◆ **BRIEF**
Below are some entries. Copy each line in them that holds "battery".
··· INFORMATION ···
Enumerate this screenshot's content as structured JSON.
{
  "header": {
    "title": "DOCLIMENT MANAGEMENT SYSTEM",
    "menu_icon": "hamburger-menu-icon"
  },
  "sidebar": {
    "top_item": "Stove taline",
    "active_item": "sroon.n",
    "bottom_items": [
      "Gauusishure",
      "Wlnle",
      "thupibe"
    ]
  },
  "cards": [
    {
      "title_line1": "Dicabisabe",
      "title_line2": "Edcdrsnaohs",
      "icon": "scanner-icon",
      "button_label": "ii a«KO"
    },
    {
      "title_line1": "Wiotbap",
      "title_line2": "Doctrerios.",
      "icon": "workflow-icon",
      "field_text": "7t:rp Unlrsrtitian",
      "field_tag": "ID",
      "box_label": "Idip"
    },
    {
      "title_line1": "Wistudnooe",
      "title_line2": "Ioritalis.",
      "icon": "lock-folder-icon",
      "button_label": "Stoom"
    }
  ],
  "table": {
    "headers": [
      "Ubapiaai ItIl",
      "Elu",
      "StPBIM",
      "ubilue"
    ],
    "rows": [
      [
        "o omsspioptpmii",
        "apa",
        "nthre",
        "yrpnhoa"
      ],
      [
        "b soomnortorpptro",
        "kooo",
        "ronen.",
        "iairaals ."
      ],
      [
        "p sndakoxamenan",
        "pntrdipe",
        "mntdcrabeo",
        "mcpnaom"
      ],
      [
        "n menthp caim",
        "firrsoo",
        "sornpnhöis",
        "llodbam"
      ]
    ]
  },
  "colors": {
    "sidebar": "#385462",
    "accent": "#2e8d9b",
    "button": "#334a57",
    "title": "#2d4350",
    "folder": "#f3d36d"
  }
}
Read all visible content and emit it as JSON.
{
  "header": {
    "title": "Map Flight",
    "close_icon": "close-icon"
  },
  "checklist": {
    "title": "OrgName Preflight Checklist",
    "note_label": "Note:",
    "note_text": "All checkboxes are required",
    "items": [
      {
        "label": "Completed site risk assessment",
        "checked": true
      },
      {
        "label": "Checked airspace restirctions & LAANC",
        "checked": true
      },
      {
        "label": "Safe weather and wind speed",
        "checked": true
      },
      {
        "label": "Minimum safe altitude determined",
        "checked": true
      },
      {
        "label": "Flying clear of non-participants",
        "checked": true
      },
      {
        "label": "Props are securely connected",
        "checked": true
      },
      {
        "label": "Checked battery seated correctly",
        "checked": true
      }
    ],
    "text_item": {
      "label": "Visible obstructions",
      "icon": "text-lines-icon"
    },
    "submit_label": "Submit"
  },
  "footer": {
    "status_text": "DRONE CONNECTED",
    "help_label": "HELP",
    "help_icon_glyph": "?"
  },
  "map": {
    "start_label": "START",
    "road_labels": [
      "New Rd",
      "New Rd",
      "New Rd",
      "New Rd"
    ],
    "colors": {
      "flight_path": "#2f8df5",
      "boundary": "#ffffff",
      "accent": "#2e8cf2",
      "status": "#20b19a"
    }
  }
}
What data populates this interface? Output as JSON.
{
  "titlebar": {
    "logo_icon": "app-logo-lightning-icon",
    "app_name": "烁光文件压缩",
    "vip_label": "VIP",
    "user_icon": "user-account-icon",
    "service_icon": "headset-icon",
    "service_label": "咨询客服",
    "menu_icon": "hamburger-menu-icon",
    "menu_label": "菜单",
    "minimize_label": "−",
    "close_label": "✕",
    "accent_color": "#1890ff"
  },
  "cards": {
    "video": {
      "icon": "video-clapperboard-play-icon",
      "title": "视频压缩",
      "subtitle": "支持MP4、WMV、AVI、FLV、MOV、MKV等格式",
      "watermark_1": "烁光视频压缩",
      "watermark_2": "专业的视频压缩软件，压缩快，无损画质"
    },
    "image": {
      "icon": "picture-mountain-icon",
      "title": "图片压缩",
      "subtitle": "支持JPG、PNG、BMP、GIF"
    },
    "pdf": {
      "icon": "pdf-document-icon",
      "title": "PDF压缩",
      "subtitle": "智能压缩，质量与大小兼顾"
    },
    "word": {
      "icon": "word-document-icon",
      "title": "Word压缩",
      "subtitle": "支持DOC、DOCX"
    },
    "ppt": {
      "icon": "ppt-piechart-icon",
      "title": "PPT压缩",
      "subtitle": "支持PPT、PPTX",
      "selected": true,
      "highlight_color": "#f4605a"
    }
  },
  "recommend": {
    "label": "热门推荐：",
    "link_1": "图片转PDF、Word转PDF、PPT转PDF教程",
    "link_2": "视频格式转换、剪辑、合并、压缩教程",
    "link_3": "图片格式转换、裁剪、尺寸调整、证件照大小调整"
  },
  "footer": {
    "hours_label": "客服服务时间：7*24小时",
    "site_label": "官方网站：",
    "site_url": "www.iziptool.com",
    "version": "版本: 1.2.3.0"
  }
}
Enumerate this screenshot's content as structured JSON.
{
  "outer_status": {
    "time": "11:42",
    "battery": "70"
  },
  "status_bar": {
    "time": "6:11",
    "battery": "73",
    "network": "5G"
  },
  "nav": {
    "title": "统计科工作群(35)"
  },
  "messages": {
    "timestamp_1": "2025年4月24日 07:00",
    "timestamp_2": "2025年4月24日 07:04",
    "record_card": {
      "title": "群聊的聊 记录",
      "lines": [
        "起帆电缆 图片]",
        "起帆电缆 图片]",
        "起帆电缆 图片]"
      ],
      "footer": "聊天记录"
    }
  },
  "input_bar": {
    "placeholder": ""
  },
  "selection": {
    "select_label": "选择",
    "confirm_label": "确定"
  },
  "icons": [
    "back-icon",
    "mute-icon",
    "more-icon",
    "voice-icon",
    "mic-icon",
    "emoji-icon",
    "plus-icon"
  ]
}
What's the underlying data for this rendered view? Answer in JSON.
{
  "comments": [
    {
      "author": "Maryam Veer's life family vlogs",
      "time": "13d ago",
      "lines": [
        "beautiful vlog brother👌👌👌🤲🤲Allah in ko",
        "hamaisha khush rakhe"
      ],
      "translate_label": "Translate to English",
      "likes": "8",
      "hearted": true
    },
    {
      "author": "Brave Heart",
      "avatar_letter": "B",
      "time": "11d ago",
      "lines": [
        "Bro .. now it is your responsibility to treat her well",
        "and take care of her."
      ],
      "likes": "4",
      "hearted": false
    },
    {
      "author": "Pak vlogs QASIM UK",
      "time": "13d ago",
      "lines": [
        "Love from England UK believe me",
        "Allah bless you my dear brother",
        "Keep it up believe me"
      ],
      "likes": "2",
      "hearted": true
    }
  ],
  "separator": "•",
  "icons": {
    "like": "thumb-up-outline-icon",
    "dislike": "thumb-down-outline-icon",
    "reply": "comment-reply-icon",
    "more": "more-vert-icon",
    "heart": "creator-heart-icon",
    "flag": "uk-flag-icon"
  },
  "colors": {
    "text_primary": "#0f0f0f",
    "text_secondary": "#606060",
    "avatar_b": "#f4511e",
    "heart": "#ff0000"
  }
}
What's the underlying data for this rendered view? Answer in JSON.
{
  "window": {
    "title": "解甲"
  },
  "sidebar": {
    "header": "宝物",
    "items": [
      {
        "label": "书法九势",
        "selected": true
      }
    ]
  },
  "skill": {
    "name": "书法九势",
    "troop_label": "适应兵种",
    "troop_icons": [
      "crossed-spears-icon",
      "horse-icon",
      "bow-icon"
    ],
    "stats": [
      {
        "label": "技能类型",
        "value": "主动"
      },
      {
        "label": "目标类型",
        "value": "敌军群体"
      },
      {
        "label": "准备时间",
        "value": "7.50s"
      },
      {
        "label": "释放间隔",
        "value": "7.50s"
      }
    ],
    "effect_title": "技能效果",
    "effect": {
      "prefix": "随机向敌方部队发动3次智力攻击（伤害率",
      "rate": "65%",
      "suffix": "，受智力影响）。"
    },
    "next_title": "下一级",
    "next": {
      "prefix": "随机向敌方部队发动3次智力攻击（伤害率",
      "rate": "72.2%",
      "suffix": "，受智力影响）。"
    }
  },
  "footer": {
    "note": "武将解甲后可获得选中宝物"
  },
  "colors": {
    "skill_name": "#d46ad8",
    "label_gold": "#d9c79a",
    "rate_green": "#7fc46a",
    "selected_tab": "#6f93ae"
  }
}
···
◆ **ANSWER TO THE PROBLEM**
        "label": "Checked battery seated correctly",
    "battery": "70"
    "battery": "73",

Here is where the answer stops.